### Assignment
Below is a block of records. Copy every line in it that contains the word "налога".

### Data
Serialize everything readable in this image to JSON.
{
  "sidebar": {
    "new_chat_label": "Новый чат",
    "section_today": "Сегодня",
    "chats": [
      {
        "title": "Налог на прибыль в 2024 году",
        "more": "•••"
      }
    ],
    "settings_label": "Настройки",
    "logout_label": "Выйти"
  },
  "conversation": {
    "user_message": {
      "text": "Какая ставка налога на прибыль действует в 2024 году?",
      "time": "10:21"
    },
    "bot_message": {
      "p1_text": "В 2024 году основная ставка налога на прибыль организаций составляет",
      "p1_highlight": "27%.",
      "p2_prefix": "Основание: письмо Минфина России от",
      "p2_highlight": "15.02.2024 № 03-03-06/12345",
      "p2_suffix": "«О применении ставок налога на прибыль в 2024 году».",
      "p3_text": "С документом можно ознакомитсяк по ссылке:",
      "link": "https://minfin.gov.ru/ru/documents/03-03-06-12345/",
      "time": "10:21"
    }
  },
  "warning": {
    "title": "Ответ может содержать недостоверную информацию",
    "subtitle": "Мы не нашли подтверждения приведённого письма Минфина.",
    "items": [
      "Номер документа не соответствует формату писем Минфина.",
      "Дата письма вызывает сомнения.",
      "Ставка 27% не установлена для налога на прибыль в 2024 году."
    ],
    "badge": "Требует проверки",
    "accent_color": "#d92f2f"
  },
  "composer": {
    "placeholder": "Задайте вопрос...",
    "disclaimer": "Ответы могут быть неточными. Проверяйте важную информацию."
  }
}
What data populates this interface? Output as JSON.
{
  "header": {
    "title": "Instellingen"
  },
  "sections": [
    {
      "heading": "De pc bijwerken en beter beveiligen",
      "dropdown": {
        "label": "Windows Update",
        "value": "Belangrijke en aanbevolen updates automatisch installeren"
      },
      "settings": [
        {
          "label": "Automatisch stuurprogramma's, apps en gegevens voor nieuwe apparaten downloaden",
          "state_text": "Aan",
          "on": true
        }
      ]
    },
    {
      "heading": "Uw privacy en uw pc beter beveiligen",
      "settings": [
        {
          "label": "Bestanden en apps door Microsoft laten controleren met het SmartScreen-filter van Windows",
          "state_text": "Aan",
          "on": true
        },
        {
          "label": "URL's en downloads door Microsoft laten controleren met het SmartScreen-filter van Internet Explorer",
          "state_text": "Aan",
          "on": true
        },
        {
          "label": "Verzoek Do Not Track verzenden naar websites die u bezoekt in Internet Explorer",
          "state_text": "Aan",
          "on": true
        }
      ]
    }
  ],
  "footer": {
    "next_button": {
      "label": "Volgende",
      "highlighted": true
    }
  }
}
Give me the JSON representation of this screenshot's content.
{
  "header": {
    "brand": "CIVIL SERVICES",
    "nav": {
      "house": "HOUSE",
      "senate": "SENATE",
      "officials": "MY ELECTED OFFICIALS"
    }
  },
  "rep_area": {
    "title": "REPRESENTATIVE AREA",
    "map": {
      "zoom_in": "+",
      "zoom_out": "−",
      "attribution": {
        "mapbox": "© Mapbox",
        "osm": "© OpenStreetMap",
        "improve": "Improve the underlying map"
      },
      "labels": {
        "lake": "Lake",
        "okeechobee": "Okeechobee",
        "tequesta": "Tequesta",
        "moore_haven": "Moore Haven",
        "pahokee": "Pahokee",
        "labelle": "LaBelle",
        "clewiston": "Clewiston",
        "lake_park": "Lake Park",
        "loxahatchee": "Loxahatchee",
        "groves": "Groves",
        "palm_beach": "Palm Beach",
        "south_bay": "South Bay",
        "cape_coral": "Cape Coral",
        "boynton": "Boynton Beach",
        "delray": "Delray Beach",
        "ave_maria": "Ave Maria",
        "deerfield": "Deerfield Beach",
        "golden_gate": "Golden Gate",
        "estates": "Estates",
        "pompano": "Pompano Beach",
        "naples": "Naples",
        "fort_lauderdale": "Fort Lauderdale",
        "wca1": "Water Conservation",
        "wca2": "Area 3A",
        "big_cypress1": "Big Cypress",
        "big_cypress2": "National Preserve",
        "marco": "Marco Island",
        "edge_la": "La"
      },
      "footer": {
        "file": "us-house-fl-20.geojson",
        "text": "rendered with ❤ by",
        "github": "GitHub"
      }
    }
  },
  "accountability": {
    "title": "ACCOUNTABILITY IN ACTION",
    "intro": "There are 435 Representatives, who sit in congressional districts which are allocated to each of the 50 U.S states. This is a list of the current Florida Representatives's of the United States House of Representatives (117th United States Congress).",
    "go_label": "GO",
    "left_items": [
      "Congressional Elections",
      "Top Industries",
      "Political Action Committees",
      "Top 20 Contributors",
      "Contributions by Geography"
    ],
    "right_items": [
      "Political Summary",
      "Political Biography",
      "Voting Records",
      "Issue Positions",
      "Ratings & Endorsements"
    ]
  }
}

### Task response
      "text": "Какая ставка налога на прибыль действует в 2024 году?",
      "p1_text": "В 2024 году основная ставка налога на прибыль организаций составляет",
      "p2_suffix": "«О применении ставок налога на прибыль в 2024 году».",
      "Ставка 27% не установлена для налога на прибыль в 2024 году."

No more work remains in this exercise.